***** Material for the task *****

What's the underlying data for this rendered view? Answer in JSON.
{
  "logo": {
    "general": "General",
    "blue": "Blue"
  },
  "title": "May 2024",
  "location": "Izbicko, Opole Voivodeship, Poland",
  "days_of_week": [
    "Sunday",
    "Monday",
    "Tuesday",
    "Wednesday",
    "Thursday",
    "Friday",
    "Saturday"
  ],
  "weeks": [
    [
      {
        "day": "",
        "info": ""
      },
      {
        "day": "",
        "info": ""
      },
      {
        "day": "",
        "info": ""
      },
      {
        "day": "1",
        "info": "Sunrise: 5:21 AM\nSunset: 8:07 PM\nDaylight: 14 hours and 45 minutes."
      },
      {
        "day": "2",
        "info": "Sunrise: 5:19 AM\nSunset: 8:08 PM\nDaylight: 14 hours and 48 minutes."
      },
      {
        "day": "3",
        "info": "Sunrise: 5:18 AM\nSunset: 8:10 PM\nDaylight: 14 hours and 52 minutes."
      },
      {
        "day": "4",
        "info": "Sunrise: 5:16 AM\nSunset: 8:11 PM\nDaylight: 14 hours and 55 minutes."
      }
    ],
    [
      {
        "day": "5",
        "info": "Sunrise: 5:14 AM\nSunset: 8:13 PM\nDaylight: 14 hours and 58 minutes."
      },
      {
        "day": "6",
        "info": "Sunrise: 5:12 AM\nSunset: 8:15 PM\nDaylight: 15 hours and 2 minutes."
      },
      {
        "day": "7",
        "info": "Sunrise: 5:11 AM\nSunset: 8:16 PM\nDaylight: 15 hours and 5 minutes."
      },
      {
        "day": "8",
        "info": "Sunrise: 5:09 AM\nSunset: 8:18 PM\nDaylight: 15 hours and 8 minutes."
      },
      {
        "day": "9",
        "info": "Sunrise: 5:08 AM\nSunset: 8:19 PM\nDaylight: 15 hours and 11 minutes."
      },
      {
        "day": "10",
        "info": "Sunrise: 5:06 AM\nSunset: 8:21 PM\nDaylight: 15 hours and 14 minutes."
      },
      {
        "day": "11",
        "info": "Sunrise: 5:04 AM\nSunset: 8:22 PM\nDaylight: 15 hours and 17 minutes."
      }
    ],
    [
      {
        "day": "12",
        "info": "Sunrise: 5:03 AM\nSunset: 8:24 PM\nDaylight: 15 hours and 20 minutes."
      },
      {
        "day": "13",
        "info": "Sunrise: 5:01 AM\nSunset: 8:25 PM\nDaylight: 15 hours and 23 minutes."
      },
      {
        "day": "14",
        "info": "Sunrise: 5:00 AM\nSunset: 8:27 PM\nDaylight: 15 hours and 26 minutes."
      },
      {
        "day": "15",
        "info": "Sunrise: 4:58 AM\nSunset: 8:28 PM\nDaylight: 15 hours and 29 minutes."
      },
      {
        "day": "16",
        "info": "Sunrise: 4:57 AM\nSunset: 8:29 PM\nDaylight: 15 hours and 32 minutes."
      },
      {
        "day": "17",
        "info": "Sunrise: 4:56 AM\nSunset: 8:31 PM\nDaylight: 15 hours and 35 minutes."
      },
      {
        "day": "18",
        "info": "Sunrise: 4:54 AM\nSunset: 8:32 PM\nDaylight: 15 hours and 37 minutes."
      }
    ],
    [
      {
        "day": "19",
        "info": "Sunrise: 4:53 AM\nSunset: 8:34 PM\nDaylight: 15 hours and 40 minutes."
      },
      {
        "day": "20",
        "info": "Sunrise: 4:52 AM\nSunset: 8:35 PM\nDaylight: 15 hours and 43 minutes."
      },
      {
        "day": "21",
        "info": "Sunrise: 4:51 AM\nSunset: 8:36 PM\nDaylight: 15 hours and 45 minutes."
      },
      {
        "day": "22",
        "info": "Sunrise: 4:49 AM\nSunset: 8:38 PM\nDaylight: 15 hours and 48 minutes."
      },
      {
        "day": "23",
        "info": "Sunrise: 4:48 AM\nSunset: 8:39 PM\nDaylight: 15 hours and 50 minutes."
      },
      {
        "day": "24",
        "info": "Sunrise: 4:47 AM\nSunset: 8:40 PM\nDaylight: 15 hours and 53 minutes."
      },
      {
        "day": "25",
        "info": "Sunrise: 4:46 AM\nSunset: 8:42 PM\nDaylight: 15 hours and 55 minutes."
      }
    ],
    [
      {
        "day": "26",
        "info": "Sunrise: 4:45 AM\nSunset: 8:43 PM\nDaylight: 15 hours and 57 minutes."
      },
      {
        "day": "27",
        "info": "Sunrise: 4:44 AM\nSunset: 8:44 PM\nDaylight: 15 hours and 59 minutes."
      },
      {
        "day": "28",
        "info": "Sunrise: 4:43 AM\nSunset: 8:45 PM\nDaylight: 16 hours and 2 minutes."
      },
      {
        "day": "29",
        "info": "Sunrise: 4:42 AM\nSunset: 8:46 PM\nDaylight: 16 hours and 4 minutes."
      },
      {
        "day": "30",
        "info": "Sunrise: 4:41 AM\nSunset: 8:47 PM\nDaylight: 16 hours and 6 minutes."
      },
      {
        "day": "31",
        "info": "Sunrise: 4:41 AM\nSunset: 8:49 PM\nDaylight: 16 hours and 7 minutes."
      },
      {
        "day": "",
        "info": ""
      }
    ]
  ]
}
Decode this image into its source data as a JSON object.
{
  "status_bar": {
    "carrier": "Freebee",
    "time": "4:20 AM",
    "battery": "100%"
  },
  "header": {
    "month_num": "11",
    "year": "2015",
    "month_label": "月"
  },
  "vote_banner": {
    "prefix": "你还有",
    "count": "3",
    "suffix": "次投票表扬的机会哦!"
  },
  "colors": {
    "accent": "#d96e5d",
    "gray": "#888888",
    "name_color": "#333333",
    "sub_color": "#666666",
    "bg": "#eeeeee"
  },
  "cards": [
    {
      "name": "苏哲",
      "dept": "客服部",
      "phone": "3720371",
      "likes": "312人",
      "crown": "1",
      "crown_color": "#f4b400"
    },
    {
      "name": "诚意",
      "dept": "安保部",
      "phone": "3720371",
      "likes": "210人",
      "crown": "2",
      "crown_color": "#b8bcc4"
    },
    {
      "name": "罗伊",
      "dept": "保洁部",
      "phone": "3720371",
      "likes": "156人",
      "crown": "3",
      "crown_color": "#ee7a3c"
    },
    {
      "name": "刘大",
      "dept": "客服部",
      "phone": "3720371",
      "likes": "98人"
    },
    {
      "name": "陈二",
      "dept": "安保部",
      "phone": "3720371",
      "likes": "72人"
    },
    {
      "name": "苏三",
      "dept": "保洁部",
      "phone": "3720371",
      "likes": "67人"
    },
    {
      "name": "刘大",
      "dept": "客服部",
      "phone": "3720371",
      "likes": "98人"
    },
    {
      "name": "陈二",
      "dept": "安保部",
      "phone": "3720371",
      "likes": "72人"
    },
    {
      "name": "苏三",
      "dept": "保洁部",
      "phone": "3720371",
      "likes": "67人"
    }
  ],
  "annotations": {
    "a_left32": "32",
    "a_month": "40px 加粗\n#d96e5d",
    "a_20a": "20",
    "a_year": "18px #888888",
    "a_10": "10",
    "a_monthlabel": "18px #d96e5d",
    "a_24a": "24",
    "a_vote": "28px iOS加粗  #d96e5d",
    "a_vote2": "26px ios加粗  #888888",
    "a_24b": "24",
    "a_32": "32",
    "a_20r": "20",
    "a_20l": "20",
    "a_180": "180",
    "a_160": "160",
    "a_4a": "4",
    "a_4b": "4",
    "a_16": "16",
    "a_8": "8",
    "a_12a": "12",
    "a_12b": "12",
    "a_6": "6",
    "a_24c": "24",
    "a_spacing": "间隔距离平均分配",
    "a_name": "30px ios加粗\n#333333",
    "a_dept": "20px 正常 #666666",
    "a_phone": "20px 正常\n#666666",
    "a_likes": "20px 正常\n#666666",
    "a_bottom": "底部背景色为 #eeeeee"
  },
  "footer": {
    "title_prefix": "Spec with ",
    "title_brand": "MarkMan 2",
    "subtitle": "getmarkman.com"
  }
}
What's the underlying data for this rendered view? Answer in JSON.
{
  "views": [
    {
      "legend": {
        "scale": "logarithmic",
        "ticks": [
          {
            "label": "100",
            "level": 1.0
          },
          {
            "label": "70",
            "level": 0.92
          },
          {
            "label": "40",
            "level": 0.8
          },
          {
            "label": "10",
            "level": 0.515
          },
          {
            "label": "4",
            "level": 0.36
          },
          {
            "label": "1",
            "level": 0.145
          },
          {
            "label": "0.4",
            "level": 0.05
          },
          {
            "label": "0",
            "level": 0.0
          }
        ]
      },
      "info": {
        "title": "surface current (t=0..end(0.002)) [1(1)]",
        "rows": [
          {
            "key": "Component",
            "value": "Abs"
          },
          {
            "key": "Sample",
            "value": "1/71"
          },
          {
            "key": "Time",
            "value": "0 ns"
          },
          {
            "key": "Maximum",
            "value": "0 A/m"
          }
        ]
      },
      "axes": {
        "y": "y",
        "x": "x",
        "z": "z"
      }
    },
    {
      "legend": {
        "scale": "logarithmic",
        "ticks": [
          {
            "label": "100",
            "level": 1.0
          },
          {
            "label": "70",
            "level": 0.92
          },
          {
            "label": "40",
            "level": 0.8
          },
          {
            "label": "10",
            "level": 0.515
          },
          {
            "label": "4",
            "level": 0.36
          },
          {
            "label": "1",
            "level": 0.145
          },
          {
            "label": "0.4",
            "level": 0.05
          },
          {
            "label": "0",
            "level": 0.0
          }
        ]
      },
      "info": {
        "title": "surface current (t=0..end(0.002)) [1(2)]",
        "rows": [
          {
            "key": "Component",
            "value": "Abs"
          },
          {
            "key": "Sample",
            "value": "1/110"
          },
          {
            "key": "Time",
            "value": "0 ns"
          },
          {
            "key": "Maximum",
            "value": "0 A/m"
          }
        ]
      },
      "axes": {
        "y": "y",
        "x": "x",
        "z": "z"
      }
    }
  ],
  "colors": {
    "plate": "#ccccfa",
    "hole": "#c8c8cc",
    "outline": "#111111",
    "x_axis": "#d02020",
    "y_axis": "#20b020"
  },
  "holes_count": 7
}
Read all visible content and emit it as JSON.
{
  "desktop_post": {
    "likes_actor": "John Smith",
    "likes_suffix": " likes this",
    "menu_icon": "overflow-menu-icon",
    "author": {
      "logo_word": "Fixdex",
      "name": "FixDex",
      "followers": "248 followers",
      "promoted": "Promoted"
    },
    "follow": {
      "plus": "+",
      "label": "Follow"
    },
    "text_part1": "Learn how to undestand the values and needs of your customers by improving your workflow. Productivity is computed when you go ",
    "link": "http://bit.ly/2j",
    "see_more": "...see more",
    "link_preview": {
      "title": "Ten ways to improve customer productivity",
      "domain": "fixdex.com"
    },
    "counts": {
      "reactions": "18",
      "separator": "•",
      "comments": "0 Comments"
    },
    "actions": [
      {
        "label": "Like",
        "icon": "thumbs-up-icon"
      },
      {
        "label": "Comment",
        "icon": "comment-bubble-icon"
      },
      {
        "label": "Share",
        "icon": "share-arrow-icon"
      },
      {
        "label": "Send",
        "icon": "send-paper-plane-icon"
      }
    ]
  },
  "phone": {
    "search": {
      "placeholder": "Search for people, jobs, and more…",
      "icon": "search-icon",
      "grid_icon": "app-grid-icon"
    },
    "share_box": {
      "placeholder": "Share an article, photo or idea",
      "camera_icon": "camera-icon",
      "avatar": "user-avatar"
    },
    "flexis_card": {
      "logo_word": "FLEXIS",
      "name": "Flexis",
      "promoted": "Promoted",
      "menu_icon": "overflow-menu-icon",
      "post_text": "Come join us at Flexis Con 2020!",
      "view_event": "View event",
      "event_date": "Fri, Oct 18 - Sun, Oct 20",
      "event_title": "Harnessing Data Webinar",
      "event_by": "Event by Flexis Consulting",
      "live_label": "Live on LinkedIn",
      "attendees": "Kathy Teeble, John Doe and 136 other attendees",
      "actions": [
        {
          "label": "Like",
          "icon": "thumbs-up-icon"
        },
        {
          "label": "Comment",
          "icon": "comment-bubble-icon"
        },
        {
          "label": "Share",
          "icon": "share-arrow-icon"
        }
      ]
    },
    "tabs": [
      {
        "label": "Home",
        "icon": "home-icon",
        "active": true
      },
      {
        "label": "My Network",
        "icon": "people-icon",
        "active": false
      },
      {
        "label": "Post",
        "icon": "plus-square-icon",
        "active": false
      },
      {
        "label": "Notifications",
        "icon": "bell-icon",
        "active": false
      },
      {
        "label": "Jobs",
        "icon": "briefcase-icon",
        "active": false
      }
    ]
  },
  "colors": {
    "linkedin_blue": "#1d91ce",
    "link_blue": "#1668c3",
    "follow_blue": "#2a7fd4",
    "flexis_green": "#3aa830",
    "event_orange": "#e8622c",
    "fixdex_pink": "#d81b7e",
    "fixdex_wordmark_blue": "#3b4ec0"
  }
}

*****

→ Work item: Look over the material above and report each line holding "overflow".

→ Answer space:
    "menu_icon": "overflow-menu-icon",
      "menu_icon": "overflow-menu-icon",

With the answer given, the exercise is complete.